Provided material ::
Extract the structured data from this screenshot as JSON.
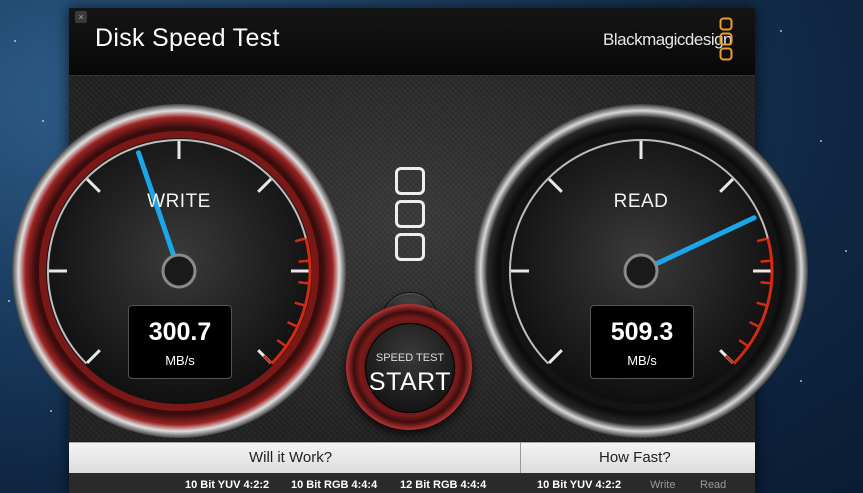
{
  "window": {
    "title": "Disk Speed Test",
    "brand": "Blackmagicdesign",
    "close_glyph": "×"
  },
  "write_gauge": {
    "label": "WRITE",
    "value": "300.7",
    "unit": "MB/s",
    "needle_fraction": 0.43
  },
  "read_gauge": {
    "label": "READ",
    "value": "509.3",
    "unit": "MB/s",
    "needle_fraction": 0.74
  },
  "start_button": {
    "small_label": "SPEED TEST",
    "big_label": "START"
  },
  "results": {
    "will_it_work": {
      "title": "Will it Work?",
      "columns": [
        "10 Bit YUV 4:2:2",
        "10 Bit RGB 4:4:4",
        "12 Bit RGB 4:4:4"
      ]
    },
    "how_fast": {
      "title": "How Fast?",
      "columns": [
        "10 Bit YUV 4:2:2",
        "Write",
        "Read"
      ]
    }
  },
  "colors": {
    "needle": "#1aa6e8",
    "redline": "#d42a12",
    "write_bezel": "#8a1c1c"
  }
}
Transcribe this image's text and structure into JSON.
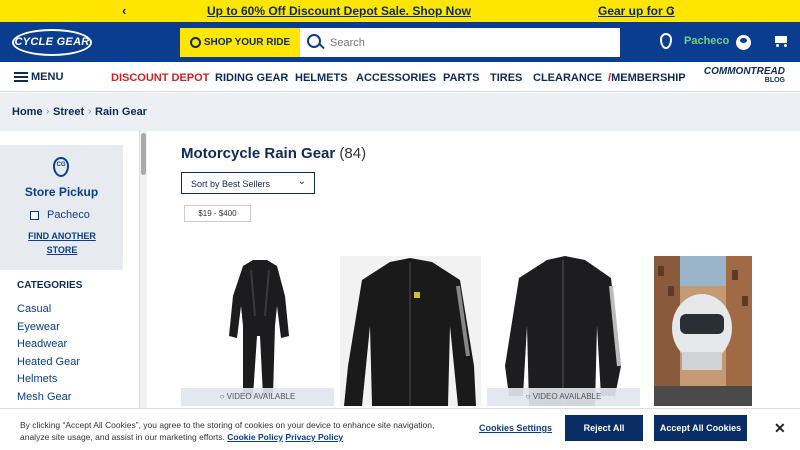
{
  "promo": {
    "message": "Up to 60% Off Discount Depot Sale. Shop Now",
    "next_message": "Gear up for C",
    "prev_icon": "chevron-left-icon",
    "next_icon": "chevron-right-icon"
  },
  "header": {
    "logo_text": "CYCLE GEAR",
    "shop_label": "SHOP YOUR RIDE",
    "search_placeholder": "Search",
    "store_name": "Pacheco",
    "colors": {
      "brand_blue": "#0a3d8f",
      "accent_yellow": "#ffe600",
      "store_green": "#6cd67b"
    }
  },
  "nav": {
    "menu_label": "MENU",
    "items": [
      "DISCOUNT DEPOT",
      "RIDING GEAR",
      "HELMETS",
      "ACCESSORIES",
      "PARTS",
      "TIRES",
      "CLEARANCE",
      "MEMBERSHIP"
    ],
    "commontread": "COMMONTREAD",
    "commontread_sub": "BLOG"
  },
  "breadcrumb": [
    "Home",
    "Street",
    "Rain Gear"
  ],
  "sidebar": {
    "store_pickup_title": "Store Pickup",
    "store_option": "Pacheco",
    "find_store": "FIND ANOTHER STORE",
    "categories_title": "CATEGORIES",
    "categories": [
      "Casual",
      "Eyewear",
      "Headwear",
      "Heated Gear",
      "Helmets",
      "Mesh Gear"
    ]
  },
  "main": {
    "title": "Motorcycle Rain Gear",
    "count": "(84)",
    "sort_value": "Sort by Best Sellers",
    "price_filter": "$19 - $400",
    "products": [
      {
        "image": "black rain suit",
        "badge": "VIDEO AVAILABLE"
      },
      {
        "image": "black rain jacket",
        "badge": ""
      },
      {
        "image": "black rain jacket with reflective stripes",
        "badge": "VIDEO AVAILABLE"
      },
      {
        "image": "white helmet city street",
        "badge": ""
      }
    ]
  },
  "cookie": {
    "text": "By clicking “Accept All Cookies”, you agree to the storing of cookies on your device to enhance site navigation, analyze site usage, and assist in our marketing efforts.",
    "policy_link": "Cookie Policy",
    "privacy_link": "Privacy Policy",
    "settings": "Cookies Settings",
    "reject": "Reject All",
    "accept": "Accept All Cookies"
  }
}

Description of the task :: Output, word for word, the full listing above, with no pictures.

Reply ::
Extract the structured data from this screenshot as JSON.
{
  "window": {
    "title": "Disk Speed Test",
    "brand": "Blackmagicdesign",
    "close_glyph": "×"
  },
  "write_gauge": {
    "label": "WRITE",
    "value": "300.7",
    "unit": "MB/s",
    "needle_fraction": 0.43
  },
  "read_gauge": {
    "label": "READ",
    "value": "509.3",
    "unit": "MB/s",
    "needle_fraction": 0.74
  },
  "start_button": {
    "small_label": "SPEED TEST",
    "big_label": "START"
  },
  "results": {
    "will_it_work": {
      "title": "Will it Work?",
      "columns": [
        "10 Bit YUV 4:2:2",
        "10 Bit RGB 4:4:4",
        "12 Bit RGB 4:4:4"
      ]
    },
    "how_fast": {
      "title": "How Fast?",
      "columns": [
        "10 Bit YUV 4:2:2",
        "Write",
        "Read"
      ]
    }
  },
  "colors": {
    "needle": "#1aa6e8",
    "redline": "#d42a12",
    "write_bezel": "#8a1c1c"
  }
}
Transcribe this image's text and structure into JSON.
{
  "promo": {
    "message": "Up to 60% Off Discount Depot Sale. Shop Now",
    "next_message": "Gear up for C",
    "prev_icon": "chevron-left-icon",
    "next_icon": "chevron-right-icon"
  },
  "header": {
    "logo_text": "CYCLE GEAR",
    "shop_label": "SHOP YOUR RIDE",
    "search_placeholder": "Search",
    "store_name": "Pacheco",
    "colors": {
      "brand_blue": "#0a3d8f",
      "accent_yellow": "#ffe600",
      "store_green": "#6cd67b"
    }
  },
  "nav": {
    "menu_label": "MENU",
    "items": [
      "DISCOUNT DEPOT",
      "RIDING GEAR",
      "HELMETS",
      "ACCESSORIES",
      "PARTS",
      "TIRES",
      "CLEARANCE",
      "MEMBERSHIP"
    ],
    "commontread": "COMMONTREAD",
    "commontread_sub": "BLOG"
  },
  "breadcrumb": [
    "Home",
    "Street",
    "Rain Gear"
  ],
  "sidebar": {
    "store_pickup_title": "Store Pickup",
    "store_option": "Pacheco",
    "find_store": "FIND ANOTHER STORE",
    "categories_title": "CATEGORIES",
    "categories": [
      "Casual",
      "Eyewear",
      "Headwear",
      "Heated Gear",
      "Helmets",
      "Mesh Gear"
    ]
  },
  "main": {
    "title": "Motorcycle Rain Gear",
    "count": "(84)",
    "sort_value": "Sort by Best Sellers",
    "price_filter": "$19 - $400",
    "products": [
      {
        "image": "black rain suit",
        "badge": "VIDEO AVAILABLE"
      },
      {
        "image": "black rain jacket",
        "badge": ""
      },
      {
        "image": "black rain jacket with reflective stripes",
        "badge": "VIDEO AVAILABLE"
      },
      {
        "image": "white helmet city street",
        "badge": ""
      }
    ]
  },
  "cookie": {
    "text": "By clicking “Accept All Cookies”, you agree to the storing of cookies on your device to enhance site navigation, analyze site usage, and assist in our marketing efforts.",
    "policy_link": "Cookie Policy",
    "privacy_link": "Privacy Policy",
    "settings": "Cookies Settings",
    "reject": "Reject All",
    "accept": "Accept All Cookies"
  }
}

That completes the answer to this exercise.